I probably slept for several hours. When I woke up, the afternoon sun was very strong. I could hear men's voices again and the sound of a motor-car. I raised myself a little and looked over the wall.
Four or five men were walking across the farmyard to the house. The old man was with them and he was clearly very angry. He pointed across the fields and said something in German to the servants. The thin dark fellow was there and the fat one too.
I lay on the roof of the bird-house all the afternoon. I was very thirsty. There was a little river beside the farm and I could hear the sound of water. I felt the money in my pocket. I would have given forty pounds for a glass of water if I had had the chance!
Two men drove away in the car. A little later another man rode to the east on a horse. The search was beginning, but they were all going the wrong way!
I sat up on the roof and looked around. At first I saw nothing specially inter esting but then I noticed a large circle of trees. These trees were half a mile from the house, and there was a flat green field inside the circle.
'That must be an airfield,' I thought. 'It's a wonderful place for a secret airfield.'
It would deceive anyone who did not know the place. A small plane could land there and no one would see it. The field was completely hidden from the ground. Anybody would think that the plane had flown over the hill. No one would guess that it had landed among the trees.
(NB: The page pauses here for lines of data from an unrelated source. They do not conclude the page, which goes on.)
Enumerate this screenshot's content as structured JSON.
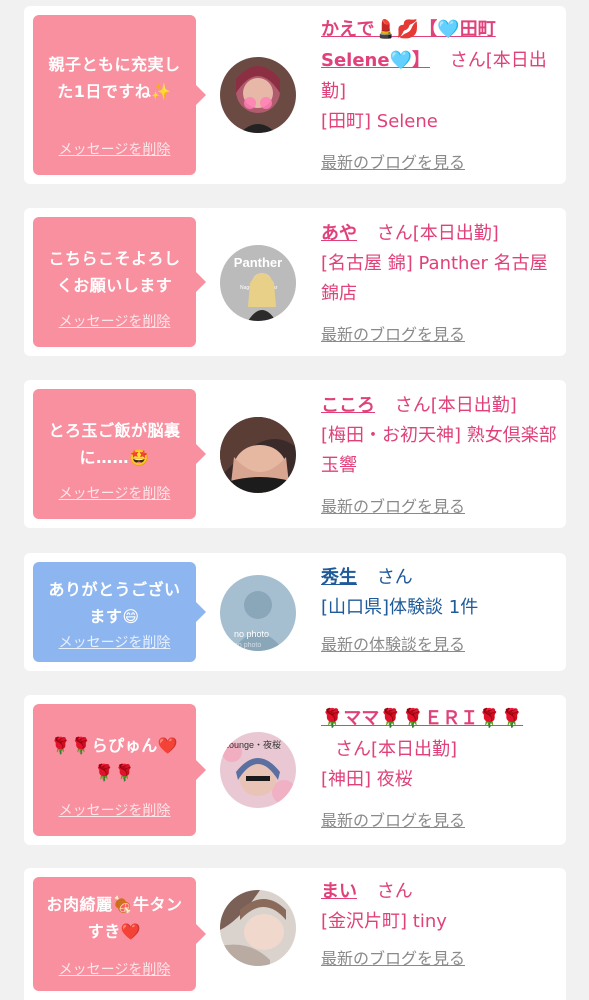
{
  "messages": [
    {
      "message": "親子ともに充実した1日ですね✨",
      "delete_label": "メッセージを削除",
      "name": "かえで💄💋【🩵田町Selene🩵】",
      "honorific": "さん",
      "status": "[本日出勤]",
      "shop": "[田町] Selene",
      "link": "最新のブログを見る"
    },
    {
      "message": "こちらこそよろしくお願いします",
      "delete_label": "メッセージを削除",
      "name": "あや",
      "honorific": "さん",
      "status": "[本日出勤]",
      "shop": "[名古屋 錦] Panther 名古屋錦店",
      "link": "最新のブログを見る"
    },
    {
      "message": "とろ玉ご飯が脳裏に……🤩",
      "delete_label": "メッセージを削除",
      "name": "こころ",
      "honorific": "さん",
      "status": "[本日出勤]",
      "shop": "[梅田・お初天神] 熟女倶楽部 玉響",
      "link": "最新のブログを見る"
    },
    {
      "message": "ありがとうございます😄",
      "delete_label": "メッセージを削除",
      "name": "秀生",
      "honorific": "さん",
      "status": "",
      "shop": "[山口県]体験談 1件",
      "link": "最新の体験談を見る"
    },
    {
      "message": "🌹🌹らぴゅん❤️🌹🌹",
      "delete_label": "メッセージを削除",
      "name": "🌹ママ🌹🌹ＥＲＩ🌹🌹",
      "honorific": "さん",
      "status": "[本日出勤]",
      "shop": "[神田] 夜桜",
      "link": "最新のブログを見る"
    },
    {
      "message": "お肉綺麗🍖牛タンすき❤️",
      "delete_label": "メッセージを削除",
      "name": "まい",
      "honorific": "さん",
      "status": "",
      "shop": "[金沢片町] tiny",
      "link": "最新のブログを見る"
    }
  ],
  "avatar_texts": {
    "panther": "Panther",
    "panther_sub": "Nagoya girls' bar",
    "nophoto": "no photo",
    "nophoto_sub": "no photo",
    "lounge": "Lounge・夜桜"
  },
  "colors": {
    "pink_bubble": "#f9909f",
    "blue_bubble": "#8db6f1",
    "pink_text": "#e0417a",
    "blue_text": "#1f5a99",
    "link_gray": "#8a8a8a",
    "background": "#f1f1f1"
  }
}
Then I noticed a thin blue line far away to the south. It was the sea. So our enemies had this secret airfield in Scotland, and they could watch our ships every day. The thought made me very angry.
It made me nervous too. If the plane came back, the pilot would easily see me. But I could do nothing until it was dark.
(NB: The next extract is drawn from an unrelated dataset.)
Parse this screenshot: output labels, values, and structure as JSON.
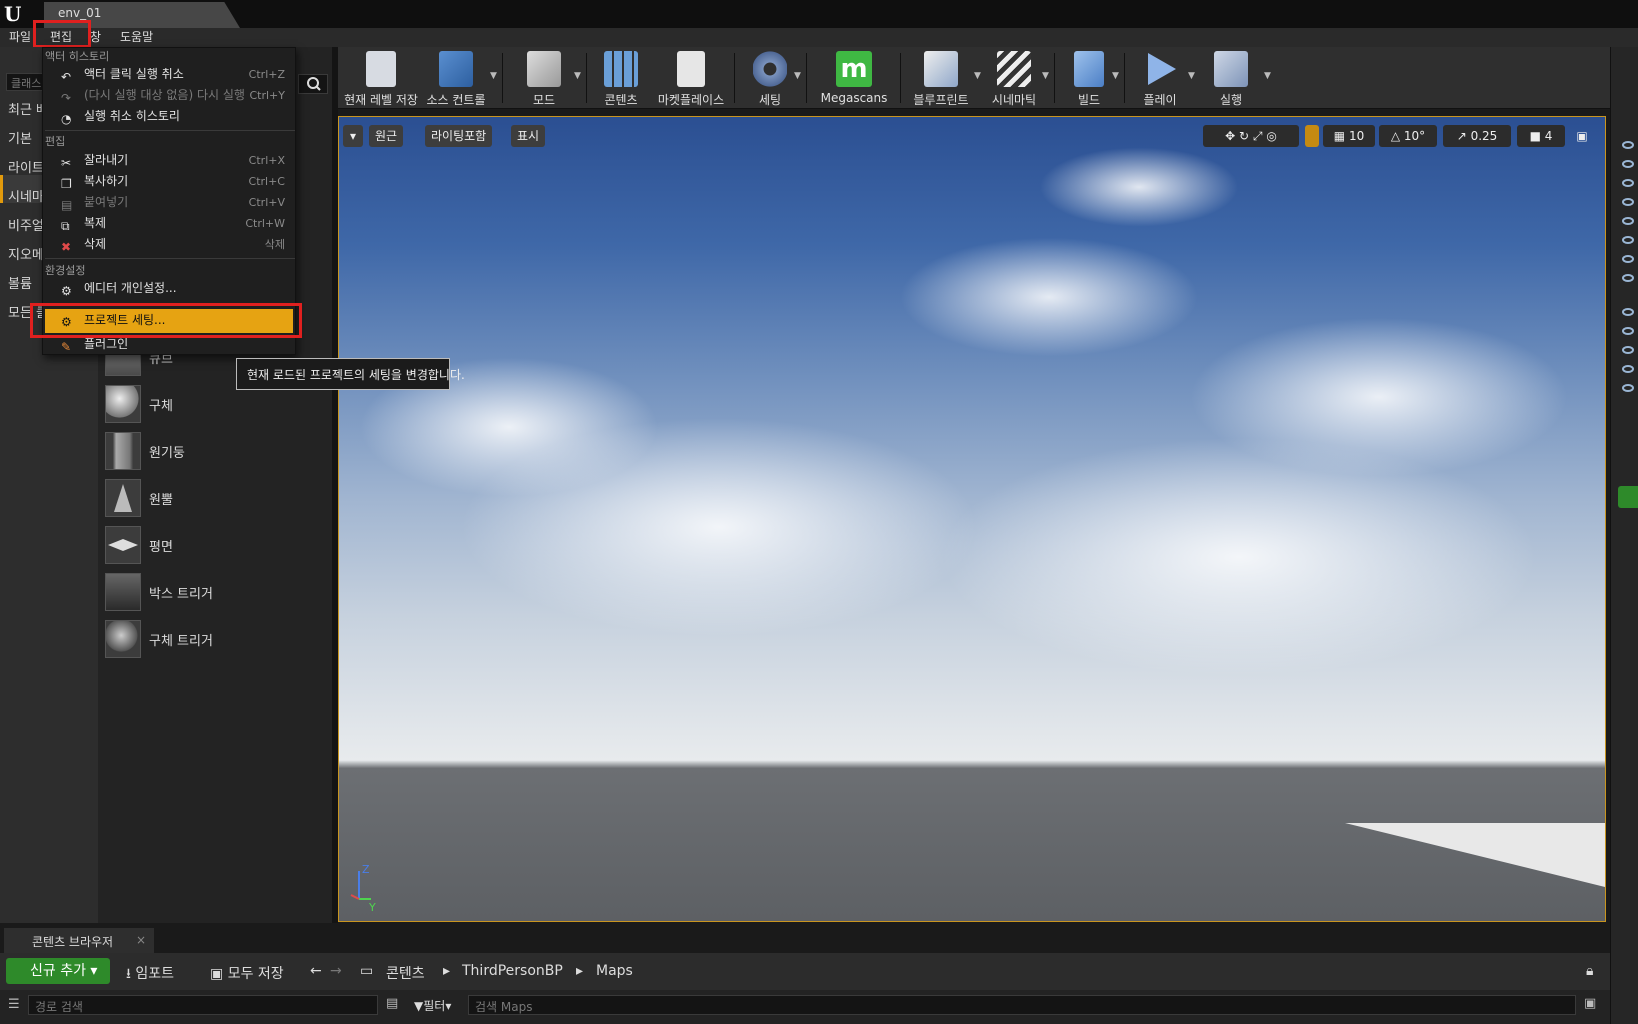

I lay and waited on the roof of the bird-house. About six o'clock a man came out through the hole in the store-room. He walked slowly towards the bird-house, and I felt quite afraid for a moment. But then we both heard the plane at the same time. The fellow turned immediately and went back into the store-room.
The plane did not fly over the house, and I was glad about that it flew around the trees once and then landed. Some lights shone for a moment or two, and ten minutes later I heard voices. After that everything was quiet, and it began to grow dark.
I waited until nine o'clock perhaps. Then I climbed down from the roof and reached the ground safely. I crawled away from the bird-house on my hands and knees.
I went first to the little river where I lay and drank the cool water. Then I began to run. I wanted to get as far away as possible from that terrible house.

Adapted by Roland John for Intermediate Level


Click here to read CHAPTER 7: The Fisherman